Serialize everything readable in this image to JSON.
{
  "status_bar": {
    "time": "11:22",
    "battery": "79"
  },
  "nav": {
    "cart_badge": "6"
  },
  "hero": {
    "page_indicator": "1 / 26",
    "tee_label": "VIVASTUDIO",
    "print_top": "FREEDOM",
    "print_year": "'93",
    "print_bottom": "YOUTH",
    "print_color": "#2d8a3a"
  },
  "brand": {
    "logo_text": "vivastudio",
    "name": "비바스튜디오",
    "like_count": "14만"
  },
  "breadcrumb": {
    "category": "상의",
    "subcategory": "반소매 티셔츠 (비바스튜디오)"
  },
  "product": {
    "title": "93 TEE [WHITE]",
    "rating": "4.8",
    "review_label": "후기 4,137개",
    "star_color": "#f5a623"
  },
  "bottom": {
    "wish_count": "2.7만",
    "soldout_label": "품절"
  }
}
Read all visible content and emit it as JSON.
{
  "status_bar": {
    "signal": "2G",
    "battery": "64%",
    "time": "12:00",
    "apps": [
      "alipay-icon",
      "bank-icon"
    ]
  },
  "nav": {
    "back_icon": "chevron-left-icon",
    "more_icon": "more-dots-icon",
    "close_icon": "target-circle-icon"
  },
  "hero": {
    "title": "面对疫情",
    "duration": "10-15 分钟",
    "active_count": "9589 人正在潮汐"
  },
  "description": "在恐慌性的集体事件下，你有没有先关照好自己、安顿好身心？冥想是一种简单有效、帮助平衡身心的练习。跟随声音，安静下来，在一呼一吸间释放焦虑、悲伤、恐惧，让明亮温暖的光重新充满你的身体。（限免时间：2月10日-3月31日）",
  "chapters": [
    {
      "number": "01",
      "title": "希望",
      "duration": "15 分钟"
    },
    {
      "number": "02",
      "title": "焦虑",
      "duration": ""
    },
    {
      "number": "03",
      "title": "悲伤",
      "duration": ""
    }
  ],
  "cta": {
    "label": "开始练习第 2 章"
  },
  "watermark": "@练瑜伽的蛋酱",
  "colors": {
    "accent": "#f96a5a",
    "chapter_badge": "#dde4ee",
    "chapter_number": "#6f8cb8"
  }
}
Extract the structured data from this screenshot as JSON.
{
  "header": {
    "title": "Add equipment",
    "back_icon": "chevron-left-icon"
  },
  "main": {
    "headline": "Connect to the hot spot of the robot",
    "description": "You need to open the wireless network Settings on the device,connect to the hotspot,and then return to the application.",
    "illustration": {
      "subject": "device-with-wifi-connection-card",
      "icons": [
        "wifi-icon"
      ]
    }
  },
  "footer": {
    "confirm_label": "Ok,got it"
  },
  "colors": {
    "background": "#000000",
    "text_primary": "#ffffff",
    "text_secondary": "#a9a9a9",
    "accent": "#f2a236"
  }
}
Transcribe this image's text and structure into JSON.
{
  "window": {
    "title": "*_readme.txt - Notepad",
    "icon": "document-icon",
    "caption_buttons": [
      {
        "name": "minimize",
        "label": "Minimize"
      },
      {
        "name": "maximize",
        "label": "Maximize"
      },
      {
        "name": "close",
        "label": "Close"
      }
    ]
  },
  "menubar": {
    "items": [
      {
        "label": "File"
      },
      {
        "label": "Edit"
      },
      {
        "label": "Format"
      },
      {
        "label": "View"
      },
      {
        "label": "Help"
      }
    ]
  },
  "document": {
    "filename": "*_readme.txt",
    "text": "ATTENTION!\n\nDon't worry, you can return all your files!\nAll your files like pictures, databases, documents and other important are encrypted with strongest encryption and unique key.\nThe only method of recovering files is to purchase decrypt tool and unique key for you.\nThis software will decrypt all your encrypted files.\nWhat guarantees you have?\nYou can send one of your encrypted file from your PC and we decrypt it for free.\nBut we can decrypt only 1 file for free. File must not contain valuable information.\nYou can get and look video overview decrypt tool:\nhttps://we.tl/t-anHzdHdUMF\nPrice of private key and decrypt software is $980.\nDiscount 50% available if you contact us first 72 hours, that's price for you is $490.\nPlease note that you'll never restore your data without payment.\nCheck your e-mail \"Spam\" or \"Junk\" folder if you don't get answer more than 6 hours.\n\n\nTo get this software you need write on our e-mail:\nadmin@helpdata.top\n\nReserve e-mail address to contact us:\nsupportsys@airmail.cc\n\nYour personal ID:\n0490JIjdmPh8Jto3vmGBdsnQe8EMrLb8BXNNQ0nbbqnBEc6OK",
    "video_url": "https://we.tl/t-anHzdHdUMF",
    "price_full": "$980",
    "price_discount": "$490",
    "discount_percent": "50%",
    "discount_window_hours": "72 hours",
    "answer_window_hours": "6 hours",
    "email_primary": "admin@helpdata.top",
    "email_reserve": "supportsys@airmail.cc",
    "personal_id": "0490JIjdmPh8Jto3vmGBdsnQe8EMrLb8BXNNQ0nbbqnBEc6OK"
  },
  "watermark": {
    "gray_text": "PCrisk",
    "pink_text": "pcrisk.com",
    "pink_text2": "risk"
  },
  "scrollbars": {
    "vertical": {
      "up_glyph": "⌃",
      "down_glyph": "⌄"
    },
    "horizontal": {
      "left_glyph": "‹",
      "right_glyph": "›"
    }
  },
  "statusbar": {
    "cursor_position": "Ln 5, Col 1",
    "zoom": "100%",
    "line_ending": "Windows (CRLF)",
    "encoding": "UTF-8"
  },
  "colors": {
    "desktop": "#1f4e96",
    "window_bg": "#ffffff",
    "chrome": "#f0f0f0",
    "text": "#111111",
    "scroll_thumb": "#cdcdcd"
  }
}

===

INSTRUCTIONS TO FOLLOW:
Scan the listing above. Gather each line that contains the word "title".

SOLUTION TO THIS TASK:
    "title": "93 TEE [WHITE]",
    "title": "面对疫情",
      "title": "希望",
      "title": "焦虑",
      "title": "悲伤",
    "title": "Add equipment",
    "title": "*_readme.txt - Notepad",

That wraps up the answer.